"It is not a conference but it is a space to come up with the peoples' solutions to the economic and ecological crisis," the Web site says. "The USSF is the next most important step in our struggle to build a powerful, multi-racial, multi-sectoral, inter-generational, diverse, inclusive, internationalist movement that transforms this country and changes history."
The debate on the City of Bloomington's decision to boycott businesses in Arizona due to its new immigration law is democracy in action. However, the arguments from people who say they will go out of their way and support Arizona in defiance of Bloomington's decision, like children rebelling against their parents, have missed the opportunity to logically discuss and pinpoint the real culprit -- businesses that employ undocumented workers.
In the immigration discussions, I have barely heard a word about the responsibilities of businesses and employers when they hire workers.
Until the federal government makes some movement on new immigration policy, we have to deal with what is in front of us. As long as undocumented workers can accept jobs with employers who face little scrutiny or oversight by the federal government in their hiring policies, they will continue to seek and find work.
CWA Local 4730 issued the following statement on Feb. 23 in response to IU President Michael McRobbie's State of the University.
Indiana University continues to ignore the needs of its support staff.
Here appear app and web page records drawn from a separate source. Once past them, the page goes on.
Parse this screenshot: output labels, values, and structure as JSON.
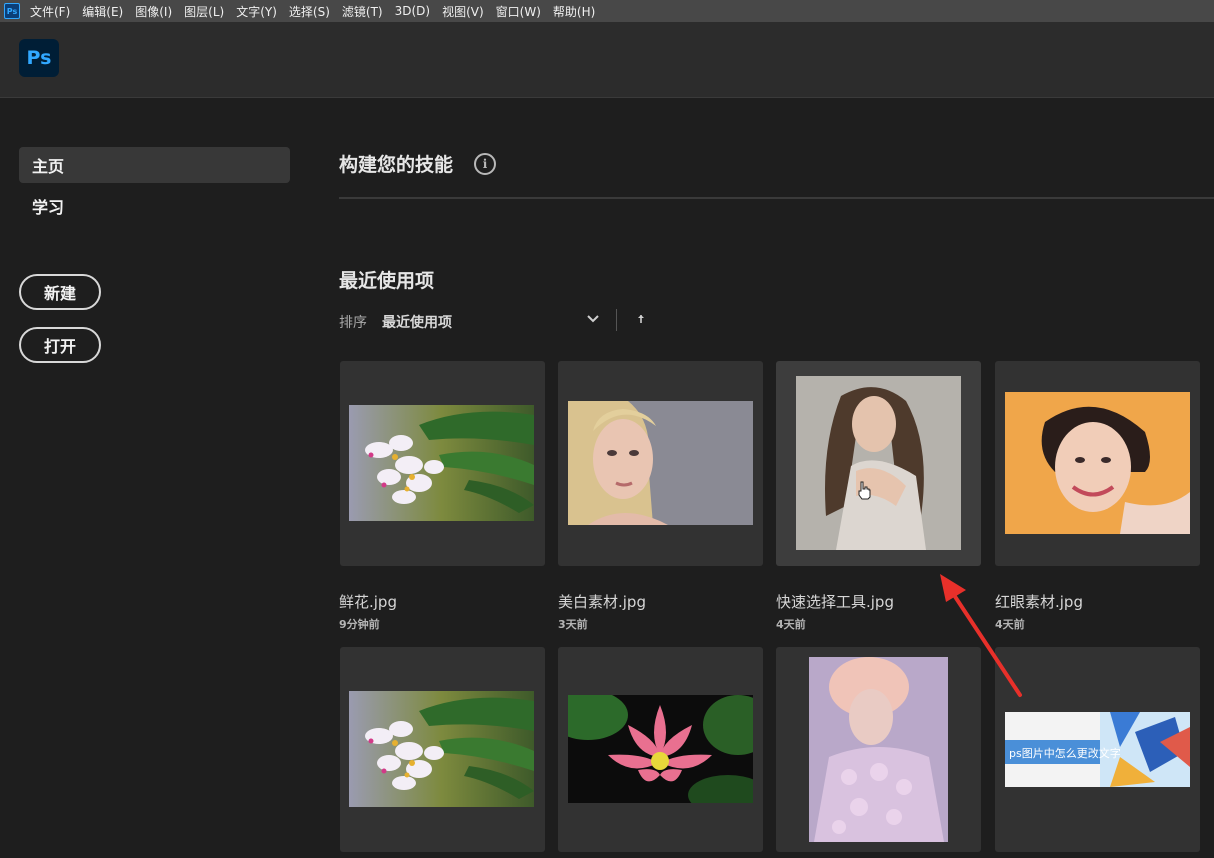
{
  "menubar": {
    "app_icon": "Ps",
    "items": [
      "文件(F)",
      "编辑(E)",
      "图像(I)",
      "图层(L)",
      "文字(Y)",
      "选择(S)",
      "滤镜(T)",
      "3D(D)",
      "视图(V)",
      "窗口(W)",
      "帮助(H)"
    ]
  },
  "header": {
    "logo": "Ps"
  },
  "sidebar": {
    "nav": [
      {
        "label": "主页",
        "active": true
      },
      {
        "label": "学习",
        "active": false
      }
    ],
    "new_button": "新建",
    "open_button": "打开"
  },
  "main": {
    "skills_title": "构建您的技能",
    "info_icon": "i",
    "recent_title": "最近使用项",
    "sort_label": "排序",
    "sort_value": "最近使用项",
    "files": [
      {
        "name": "鲜花.jpg",
        "time": "9分钟前",
        "thumb": "flower"
      },
      {
        "name": "美白素材.jpg",
        "time": "3天前",
        "thumb": "blonde"
      },
      {
        "name": "快速选择工具.jpg",
        "time": "4天前",
        "thumb": "brunette"
      },
      {
        "name": "红眼素材.jpg",
        "time": "4天前",
        "thumb": "smile"
      }
    ],
    "row2": [
      {
        "thumb": "flower"
      },
      {
        "thumb": "lotus"
      },
      {
        "thumb": "pastel"
      },
      {
        "thumb": "banner",
        "caption": "ps图片中怎么更改文字"
      }
    ]
  },
  "colors": {
    "accent": "#31a8ff",
    "arrow": "#e8302a",
    "background": "#1e1e1e"
  }
}
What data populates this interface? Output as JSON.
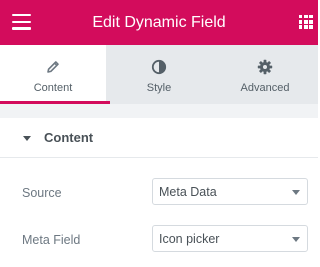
{
  "colors": {
    "accent": "#d30c5c",
    "tab_bar": "#e6e9ec",
    "panel_bg": "#f1f3f5",
    "text": "#6d7882"
  },
  "header": {
    "title": "Edit Dynamic Field",
    "left_icon": "hamburger-menu-icon",
    "right_icon": "apps-grid-icon"
  },
  "tabs": [
    {
      "label": "Content",
      "icon": "pencil-icon",
      "active": true
    },
    {
      "label": "Style",
      "icon": "half-circle-contrast-icon",
      "active": false
    },
    {
      "label": "Advanced",
      "icon": "gear-icon",
      "active": false
    }
  ],
  "section": {
    "title": "Content",
    "expanded": true
  },
  "fields": [
    {
      "label": "Source",
      "value": "Meta Data"
    },
    {
      "label": "Meta Field",
      "value": "Icon picker"
    }
  ]
}
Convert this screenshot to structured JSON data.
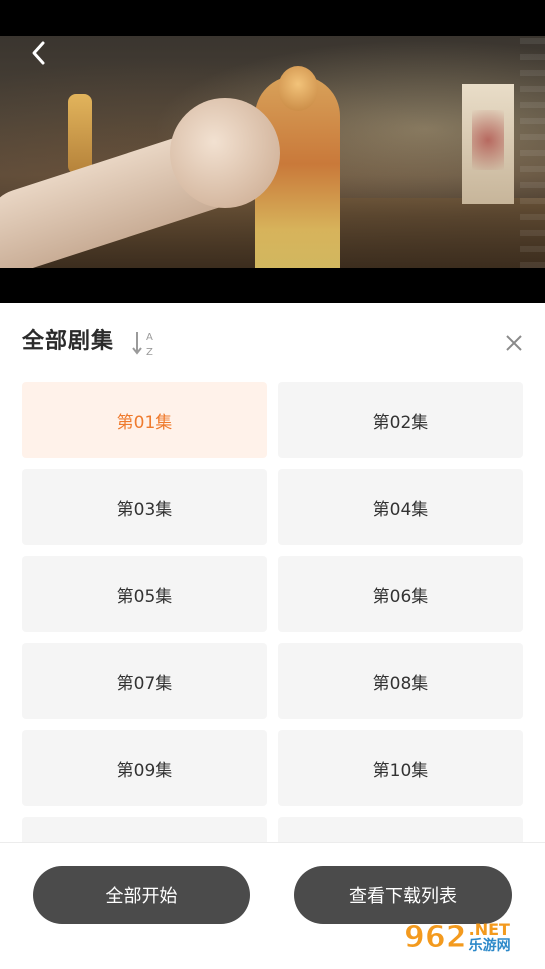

While many departments have acted responsibly and creatively to avoid cutting staffing levels, it has only tempered the damage caused by having a workforce that is constantly overworked while being chronically underpaid.
The October 2009 Board of Trustees meeting provided ample evidence that IU is willing to continue to fund buildings and faculty hires but not provide for the financial needs of its current staff.